The growth of the IndyCar Series’ television ratings hasn’t exactly hit warp speed, but a 10 percent increase in 2016 over last year is an encouraging sign.
Despite that growth, the open-wheel series’ audience for many of its races still isn’t where sponsors would like to see it.
In 2016, IndyCar Series' 16 races averaged 1.28 million viewers nationwide, according to New York-based Nielsen Media Research. The season concluded Sept. 18 in Sonoma, California.
That’s the highest TV viewership the series has achieved since 2011 and marks a 35-plus percent increase in ratings since Mark Miles took over as CEO of IndyCar parent Hulman & Co. in late 2012.
However, motorsports sponsors told IBJ there are still far too many races that reach fewer than 1 million households.
“They’ve got it going in a positive direction. They’re making good progress. Now sponsors want to see them continue that,” said Zak Brown, founder of Zionsville-based motorsports marketing firm Just Marketing International.

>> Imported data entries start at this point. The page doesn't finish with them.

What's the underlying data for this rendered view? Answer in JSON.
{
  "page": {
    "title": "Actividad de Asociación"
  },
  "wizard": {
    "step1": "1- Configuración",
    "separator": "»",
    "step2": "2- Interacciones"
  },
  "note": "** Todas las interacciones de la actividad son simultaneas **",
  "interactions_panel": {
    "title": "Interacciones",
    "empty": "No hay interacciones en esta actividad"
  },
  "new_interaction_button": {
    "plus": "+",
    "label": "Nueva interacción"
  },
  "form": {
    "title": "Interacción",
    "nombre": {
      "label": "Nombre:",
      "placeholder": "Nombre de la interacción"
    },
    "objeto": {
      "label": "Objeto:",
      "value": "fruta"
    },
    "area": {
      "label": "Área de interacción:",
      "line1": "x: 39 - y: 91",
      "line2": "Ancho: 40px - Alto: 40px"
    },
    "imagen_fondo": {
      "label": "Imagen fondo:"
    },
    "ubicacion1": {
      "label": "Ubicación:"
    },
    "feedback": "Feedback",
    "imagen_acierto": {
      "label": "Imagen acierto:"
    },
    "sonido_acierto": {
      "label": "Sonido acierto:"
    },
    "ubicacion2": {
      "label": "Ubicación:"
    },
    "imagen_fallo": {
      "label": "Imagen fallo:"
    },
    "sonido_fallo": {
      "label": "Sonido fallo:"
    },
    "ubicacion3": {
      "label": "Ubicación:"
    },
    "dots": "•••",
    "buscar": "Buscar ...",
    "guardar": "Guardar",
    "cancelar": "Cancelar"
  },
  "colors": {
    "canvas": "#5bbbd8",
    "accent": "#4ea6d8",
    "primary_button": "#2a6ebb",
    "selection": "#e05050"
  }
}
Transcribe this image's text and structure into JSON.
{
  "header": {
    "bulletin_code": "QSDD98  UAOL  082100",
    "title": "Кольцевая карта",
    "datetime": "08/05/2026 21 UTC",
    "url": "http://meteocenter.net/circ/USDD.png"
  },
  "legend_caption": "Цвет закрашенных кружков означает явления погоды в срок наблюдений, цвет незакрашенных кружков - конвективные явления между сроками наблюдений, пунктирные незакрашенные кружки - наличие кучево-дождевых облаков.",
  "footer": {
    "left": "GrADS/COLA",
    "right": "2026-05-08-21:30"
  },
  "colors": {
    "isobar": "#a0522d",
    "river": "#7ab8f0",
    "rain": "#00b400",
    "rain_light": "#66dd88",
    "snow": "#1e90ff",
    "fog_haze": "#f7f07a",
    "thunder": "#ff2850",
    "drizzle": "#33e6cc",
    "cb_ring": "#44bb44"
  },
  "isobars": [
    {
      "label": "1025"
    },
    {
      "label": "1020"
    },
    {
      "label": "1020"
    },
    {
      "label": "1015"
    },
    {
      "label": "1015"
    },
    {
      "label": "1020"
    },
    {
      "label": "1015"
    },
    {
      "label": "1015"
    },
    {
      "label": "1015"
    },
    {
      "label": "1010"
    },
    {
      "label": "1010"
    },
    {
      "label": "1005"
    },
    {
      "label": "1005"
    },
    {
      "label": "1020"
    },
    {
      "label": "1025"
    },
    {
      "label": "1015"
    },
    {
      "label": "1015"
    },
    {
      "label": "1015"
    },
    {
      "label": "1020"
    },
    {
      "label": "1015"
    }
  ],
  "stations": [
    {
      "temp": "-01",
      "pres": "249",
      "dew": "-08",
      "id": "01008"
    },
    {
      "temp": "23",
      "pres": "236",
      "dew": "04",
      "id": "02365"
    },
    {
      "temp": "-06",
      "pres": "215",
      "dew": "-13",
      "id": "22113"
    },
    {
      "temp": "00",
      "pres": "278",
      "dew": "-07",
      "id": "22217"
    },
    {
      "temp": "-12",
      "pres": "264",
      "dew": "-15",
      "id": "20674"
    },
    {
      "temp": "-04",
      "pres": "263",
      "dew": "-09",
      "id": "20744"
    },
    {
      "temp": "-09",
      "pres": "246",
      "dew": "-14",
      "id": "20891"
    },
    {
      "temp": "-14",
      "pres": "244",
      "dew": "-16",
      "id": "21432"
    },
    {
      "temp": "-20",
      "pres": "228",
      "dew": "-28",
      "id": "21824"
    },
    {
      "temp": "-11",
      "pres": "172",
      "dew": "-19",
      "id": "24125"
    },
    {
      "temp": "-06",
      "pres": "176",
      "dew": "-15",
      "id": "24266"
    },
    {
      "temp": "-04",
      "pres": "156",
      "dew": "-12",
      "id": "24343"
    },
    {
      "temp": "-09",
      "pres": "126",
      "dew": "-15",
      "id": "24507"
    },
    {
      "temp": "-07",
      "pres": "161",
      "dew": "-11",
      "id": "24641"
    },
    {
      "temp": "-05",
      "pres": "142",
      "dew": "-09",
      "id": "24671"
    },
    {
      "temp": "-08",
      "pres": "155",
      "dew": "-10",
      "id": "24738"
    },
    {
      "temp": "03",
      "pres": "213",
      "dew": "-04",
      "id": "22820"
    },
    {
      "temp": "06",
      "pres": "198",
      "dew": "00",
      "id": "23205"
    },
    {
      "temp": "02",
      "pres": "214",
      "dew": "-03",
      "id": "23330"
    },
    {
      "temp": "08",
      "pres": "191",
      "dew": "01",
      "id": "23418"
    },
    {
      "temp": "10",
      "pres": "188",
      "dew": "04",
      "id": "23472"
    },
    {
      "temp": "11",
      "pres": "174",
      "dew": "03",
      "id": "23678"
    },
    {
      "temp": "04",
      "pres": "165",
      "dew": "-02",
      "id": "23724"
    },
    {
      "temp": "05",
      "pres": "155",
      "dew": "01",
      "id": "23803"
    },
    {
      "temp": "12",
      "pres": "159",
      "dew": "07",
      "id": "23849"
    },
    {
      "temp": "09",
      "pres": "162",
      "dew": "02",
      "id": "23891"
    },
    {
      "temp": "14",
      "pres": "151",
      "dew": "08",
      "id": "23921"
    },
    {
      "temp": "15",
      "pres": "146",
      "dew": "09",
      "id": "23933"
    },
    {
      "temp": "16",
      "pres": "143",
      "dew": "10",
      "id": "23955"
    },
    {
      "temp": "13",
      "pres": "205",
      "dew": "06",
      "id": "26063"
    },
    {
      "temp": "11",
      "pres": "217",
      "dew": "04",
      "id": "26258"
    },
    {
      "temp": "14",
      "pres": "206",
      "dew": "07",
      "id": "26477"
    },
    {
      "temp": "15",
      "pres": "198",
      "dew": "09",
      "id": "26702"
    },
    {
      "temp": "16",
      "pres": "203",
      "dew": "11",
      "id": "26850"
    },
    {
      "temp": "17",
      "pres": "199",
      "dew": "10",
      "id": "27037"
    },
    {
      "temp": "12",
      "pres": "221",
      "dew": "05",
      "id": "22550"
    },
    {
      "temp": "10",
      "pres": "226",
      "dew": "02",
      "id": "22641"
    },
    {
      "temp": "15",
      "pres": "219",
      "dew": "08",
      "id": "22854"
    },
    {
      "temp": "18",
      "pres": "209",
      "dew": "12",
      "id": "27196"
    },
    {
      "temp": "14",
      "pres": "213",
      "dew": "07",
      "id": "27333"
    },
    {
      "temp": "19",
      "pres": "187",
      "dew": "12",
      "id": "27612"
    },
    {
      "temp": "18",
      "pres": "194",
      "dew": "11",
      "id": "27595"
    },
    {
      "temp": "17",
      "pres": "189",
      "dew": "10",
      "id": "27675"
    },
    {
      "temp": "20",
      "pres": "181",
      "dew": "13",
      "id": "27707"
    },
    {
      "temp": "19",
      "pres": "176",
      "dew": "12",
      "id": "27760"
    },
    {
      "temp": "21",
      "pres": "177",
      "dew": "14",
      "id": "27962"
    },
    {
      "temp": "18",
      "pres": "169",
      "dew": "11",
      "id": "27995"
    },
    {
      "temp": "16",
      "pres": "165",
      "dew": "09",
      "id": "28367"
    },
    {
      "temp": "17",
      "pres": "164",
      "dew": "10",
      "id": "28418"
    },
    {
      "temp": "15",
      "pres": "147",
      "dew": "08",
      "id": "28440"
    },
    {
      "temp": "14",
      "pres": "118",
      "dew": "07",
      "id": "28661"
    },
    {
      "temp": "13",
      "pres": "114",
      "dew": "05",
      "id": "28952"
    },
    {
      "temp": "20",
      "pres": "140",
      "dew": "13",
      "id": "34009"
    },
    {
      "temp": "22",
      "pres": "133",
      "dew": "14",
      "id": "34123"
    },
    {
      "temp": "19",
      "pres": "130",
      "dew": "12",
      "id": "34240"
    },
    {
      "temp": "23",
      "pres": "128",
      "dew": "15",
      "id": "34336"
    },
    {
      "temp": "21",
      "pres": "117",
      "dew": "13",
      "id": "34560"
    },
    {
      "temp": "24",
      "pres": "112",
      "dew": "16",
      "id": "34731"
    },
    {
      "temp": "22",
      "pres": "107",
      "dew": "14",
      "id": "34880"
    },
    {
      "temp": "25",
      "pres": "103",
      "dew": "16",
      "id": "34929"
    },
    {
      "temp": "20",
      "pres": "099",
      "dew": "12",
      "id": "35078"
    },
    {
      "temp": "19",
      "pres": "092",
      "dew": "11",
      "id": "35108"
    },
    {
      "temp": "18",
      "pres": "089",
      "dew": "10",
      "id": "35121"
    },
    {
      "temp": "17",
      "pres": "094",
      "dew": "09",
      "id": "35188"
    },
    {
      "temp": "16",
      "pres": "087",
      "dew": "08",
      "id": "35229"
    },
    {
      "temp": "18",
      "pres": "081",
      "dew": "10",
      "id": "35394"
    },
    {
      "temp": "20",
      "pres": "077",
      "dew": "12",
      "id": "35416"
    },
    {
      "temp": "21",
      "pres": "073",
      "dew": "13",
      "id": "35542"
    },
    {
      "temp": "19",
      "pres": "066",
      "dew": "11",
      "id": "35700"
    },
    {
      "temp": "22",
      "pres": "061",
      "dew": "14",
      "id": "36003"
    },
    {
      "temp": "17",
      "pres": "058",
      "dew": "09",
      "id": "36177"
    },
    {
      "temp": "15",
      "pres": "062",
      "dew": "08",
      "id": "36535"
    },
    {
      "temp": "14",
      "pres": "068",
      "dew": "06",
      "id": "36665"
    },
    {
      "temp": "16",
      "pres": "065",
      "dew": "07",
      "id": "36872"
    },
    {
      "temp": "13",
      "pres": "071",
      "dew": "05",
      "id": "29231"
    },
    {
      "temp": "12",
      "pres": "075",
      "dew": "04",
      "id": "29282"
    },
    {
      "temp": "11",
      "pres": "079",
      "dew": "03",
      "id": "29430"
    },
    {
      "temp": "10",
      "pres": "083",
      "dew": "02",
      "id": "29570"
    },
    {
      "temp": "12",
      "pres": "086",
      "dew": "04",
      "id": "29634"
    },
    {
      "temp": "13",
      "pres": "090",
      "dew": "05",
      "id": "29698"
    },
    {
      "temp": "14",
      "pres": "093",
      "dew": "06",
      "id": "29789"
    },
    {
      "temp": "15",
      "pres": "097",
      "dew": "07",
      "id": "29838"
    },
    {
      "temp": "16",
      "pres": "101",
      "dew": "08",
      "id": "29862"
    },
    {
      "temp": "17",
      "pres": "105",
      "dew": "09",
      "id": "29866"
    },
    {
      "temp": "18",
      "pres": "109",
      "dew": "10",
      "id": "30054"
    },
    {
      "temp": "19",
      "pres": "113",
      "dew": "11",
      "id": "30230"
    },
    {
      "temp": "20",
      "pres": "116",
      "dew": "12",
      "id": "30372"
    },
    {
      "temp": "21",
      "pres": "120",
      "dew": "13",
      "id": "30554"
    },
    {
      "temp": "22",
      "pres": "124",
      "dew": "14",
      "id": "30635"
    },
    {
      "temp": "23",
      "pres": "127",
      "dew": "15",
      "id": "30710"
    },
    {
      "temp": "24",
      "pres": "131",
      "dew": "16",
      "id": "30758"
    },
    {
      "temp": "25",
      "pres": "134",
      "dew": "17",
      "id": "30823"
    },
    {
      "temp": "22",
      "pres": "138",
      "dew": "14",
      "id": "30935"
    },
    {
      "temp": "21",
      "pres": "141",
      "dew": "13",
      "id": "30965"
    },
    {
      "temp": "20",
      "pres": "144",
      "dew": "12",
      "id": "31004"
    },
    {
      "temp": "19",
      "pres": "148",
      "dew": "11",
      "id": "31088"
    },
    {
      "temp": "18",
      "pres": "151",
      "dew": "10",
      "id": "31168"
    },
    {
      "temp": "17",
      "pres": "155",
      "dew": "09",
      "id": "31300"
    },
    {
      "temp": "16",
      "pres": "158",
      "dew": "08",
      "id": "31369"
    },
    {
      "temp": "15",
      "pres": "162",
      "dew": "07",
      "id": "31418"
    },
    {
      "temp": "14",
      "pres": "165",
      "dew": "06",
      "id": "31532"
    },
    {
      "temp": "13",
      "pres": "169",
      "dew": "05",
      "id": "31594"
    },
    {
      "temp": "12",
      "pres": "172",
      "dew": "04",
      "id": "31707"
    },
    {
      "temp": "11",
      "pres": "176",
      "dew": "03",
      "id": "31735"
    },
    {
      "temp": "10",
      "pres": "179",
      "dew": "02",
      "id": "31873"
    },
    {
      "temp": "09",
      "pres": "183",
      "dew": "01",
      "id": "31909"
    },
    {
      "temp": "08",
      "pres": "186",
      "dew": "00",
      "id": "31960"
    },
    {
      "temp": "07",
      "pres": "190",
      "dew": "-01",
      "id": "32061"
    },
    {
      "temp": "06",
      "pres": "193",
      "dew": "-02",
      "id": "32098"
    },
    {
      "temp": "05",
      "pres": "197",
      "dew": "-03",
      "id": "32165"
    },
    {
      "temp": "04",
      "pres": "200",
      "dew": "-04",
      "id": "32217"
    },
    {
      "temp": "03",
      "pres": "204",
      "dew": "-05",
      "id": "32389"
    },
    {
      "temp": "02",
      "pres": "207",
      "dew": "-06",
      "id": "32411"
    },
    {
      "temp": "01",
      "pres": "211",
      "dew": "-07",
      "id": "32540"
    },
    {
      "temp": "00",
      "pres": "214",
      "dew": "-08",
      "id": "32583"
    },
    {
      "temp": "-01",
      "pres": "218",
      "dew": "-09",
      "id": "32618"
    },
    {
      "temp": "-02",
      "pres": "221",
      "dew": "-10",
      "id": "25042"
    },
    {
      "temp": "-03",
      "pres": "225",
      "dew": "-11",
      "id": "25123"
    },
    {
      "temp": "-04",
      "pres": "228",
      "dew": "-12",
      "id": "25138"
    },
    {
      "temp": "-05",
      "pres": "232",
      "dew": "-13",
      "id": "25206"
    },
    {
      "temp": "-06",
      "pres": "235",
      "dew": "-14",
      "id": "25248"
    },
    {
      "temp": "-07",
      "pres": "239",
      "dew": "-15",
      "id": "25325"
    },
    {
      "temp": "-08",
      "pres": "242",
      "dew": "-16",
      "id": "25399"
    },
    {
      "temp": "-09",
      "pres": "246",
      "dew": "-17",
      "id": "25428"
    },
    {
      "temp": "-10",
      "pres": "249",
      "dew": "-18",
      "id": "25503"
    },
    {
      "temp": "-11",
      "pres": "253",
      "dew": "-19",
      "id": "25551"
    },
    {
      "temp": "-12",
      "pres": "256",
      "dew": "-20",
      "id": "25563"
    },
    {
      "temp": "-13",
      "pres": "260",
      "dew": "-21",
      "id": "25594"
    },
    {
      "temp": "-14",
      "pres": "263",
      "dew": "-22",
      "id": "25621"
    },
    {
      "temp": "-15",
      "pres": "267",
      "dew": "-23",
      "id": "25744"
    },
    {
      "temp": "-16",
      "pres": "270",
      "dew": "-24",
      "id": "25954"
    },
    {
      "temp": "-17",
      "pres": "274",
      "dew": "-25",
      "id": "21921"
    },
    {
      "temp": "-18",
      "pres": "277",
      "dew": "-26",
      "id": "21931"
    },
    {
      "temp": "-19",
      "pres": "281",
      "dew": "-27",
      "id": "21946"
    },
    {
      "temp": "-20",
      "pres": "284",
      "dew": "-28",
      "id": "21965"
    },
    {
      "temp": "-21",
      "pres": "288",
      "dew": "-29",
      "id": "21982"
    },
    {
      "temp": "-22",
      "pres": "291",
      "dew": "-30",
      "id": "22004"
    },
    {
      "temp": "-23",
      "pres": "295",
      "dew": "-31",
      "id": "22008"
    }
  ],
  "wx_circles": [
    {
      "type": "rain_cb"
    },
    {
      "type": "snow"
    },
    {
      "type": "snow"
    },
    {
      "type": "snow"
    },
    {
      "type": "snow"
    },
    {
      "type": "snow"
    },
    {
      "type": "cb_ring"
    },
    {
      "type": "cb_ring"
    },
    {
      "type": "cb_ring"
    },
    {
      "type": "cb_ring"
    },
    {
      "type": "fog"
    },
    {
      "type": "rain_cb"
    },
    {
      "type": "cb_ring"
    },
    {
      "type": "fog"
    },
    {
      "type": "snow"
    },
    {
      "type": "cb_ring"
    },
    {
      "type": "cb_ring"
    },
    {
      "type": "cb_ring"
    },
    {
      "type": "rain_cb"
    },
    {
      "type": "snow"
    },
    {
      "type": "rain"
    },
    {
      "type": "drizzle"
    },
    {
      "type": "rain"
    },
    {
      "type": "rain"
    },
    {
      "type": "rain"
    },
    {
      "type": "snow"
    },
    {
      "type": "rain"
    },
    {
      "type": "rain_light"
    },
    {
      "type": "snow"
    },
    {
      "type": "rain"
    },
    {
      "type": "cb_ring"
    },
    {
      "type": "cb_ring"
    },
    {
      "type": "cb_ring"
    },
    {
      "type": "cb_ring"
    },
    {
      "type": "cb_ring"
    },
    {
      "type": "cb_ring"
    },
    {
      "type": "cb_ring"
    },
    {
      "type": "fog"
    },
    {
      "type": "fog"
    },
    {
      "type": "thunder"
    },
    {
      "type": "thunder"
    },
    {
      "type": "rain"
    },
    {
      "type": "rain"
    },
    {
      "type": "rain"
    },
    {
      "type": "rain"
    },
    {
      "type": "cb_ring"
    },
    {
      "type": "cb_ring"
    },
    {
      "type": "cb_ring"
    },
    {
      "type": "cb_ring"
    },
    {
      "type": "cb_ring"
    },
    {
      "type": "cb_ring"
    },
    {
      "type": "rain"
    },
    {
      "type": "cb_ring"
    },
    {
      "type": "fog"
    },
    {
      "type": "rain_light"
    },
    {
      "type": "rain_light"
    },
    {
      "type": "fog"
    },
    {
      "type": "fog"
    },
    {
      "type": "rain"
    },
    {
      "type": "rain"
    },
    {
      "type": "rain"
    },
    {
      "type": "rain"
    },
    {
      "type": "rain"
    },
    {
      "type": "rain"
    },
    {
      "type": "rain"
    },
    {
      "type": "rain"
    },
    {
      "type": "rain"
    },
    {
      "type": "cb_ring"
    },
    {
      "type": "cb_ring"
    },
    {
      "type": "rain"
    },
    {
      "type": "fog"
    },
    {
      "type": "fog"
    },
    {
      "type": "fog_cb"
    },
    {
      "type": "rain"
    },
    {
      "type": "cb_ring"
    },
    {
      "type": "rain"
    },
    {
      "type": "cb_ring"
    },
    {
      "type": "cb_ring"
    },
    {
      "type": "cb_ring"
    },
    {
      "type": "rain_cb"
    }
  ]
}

IndyCar’s 2016 average TV audience got a boost from its five races on ABC, especially the Indianapolis 500, which this year attracted just under 6 million viewers, according to Nielsen. But it was concerning to some that the 100th running of the series’ crown jewel race didn’t see an increase nationally from previous years. The race sold out for the first time in decades.
The average number of viewers for the nine races aired on NBC Sports Network and two on CNBC was 488,000, according to Nielsen. That’s down from 507,000 viewers on the NBC stations last year.
On the upside, NBC officials said they had a record number of total unique viewers tuning into IndyCar races this year, with 6.5 million different people tuning to one race for at least six minutes.
IndyCar’s TV viewership numbers are still a fraction of what NASCAR draws, but NBC officials said they hope to retain the open-wheel series when the current 10-year contract expires after the 2018 season.
Miles said he expects negotiations with the series’ TV partners to begin late next summer. IndyCar has hired New York-based sports and media advisory firm Bevilacqua Helfant Ventures to prepare them for negotiations with NBC and ABC.
Bevilacqua Helfant Ventures’ clients include the Cincinnati Reds, Chicago Cubs, Texas Rangers, Washington Nationals, Pac-12 Conference, Rose Bowl, Atlantic 10 Conference, University of Notre Dame and Learfield Sports.
Jon Miller, NBC Sports president of programming, said he’s already spoken to Miles twice about extending their deal and is eager to start formal discussions next year. NBC Sports Network in recent years has added Formula One, NASCAR and Red Bull Global Rallycross, and Miller said the IndyCar Series is a good fit with that programming.
“We do everything we can to try to grow that audience … and recognize where some of the challenges are,” Miller told Sports Business Journal. “But looking at a world where you don’t see a lot of properties growing in terms of audience, the fact that IndyCar grows year after year kind of validates their strategy and our partnership.
“We’re very happy with the [IndyCar] product … and we certainly will talk to them when the time is right,” Miller added. “We think they have a real home as part of the NBC Sports Group and hope it continues for a long time.”